WHAT YOU NEED TO DO → Go through the data below. List every line that holds the word "text".
##### INFORMATION SHOWN #####
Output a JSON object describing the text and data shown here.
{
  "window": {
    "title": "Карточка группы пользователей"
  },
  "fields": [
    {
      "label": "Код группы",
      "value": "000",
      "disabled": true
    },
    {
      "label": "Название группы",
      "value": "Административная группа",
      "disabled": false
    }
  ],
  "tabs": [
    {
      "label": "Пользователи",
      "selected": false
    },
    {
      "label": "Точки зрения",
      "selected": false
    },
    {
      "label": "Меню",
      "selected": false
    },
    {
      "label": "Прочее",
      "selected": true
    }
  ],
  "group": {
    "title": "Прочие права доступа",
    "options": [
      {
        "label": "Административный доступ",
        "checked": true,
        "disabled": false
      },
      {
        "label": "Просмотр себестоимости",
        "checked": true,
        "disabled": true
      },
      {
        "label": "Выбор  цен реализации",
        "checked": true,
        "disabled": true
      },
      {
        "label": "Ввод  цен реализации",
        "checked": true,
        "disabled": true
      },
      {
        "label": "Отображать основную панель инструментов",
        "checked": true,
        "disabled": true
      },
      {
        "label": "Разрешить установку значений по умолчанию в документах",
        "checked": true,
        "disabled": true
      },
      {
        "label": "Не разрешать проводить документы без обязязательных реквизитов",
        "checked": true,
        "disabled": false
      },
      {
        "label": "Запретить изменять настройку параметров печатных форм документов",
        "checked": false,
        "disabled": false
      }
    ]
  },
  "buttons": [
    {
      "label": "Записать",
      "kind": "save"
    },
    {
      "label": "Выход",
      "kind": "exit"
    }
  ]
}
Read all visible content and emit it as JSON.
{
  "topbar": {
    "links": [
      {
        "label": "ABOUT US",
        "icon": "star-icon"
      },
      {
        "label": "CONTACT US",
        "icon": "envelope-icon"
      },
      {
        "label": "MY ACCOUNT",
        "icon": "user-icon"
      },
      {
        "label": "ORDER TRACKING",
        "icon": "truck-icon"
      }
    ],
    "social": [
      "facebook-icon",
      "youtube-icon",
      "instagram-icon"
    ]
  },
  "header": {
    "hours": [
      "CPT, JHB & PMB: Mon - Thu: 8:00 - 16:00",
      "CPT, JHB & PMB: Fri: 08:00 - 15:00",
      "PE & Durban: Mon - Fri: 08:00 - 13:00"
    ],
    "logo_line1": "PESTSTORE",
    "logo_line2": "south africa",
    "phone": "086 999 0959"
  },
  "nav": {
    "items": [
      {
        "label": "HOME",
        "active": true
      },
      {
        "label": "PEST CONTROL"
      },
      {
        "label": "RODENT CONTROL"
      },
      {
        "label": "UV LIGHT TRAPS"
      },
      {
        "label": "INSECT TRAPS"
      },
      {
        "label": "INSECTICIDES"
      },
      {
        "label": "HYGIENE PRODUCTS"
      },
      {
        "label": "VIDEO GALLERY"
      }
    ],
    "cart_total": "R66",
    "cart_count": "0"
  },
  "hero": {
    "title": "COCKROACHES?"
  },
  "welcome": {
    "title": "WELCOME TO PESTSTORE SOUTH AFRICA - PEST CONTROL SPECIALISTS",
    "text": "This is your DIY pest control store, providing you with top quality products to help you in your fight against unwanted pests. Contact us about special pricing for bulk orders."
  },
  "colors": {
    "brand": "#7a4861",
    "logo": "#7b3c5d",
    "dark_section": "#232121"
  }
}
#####
EXERCISE RESULT →
Output a JSON object describing the text and data shown here.
    "text": "This is your DIY pest control store, providing you with top quality products to help you in your fight against unwanted pests. Contact us about special pricing for bulk orders."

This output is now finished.